[INPUT DATA — start]

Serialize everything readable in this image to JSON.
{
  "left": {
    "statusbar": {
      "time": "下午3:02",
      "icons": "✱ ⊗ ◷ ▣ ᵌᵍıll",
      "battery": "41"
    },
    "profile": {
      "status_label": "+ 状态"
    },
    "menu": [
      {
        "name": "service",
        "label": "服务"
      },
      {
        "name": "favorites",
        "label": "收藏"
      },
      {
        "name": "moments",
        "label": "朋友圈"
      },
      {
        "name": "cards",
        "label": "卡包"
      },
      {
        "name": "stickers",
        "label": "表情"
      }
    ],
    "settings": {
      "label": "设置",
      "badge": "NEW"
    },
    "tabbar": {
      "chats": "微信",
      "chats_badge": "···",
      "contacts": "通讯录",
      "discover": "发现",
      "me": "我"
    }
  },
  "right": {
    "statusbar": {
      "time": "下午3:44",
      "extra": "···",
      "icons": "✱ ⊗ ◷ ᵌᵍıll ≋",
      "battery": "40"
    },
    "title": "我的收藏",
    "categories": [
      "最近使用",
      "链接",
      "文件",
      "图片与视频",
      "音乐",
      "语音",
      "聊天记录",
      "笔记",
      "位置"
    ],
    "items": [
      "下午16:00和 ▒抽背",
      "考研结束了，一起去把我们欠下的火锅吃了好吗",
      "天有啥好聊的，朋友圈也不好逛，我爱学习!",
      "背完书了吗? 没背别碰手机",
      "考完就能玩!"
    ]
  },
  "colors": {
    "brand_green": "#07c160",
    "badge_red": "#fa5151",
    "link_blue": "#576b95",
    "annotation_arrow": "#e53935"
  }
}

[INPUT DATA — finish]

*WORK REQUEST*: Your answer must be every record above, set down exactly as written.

*RESULT OF THIS TASK*:
Serialize everything readable in this image to JSON.
{
  "left": {
    "statusbar": {
      "time": "下午3:02",
      "icons": "✱ ⊗ ◷ ▣ ᵌᵍıll",
      "battery": "41"
    },
    "profile": {
      "status_label": "+ 状态"
    },
    "menu": [
      {
        "name": "service",
        "label": "服务"
      },
      {
        "name": "favorites",
        "label": "收藏"
      },
      {
        "name": "moments",
        "label": "朋友圈"
      },
      {
        "name": "cards",
        "label": "卡包"
      },
      {
        "name": "stickers",
        "label": "表情"
      }
    ],
    "settings": {
      "label": "设置",
      "badge": "NEW"
    },
    "tabbar": {
      "chats": "微信",
      "chats_badge": "···",
      "contacts": "通讯录",
      "discover": "发现",
      "me": "我"
    }
  },
  "right": {
    "statusbar": {
      "time": "下午3:44",
      "extra": "···",
      "icons": "✱ ⊗ ◷ ᵌᵍıll ≋",
      "battery": "40"
    },
    "title": "我的收藏",
    "categories": [
      "最近使用",
      "链接",
      "文件",
      "图片与视频",
      "音乐",
      "语音",
      "聊天记录",
      "笔记",
      "位置"
    ],
    "items": [
      "下午16:00和 ▒抽背",
      "考研结束了，一起去把我们欠下的火锅吃了好吗",
      "天有啥好聊的，朋友圈也不好逛，我爱学习!",
      "背完书了吗? 没背别碰手机",
      "考完就能玩!"
    ]
  },
  "colors": {
    "brand_green": "#07c160",
    "badge_red": "#fa5151",
    "link_blue": "#576b95",
    "annotation_arrow": "#e53935"
  }
}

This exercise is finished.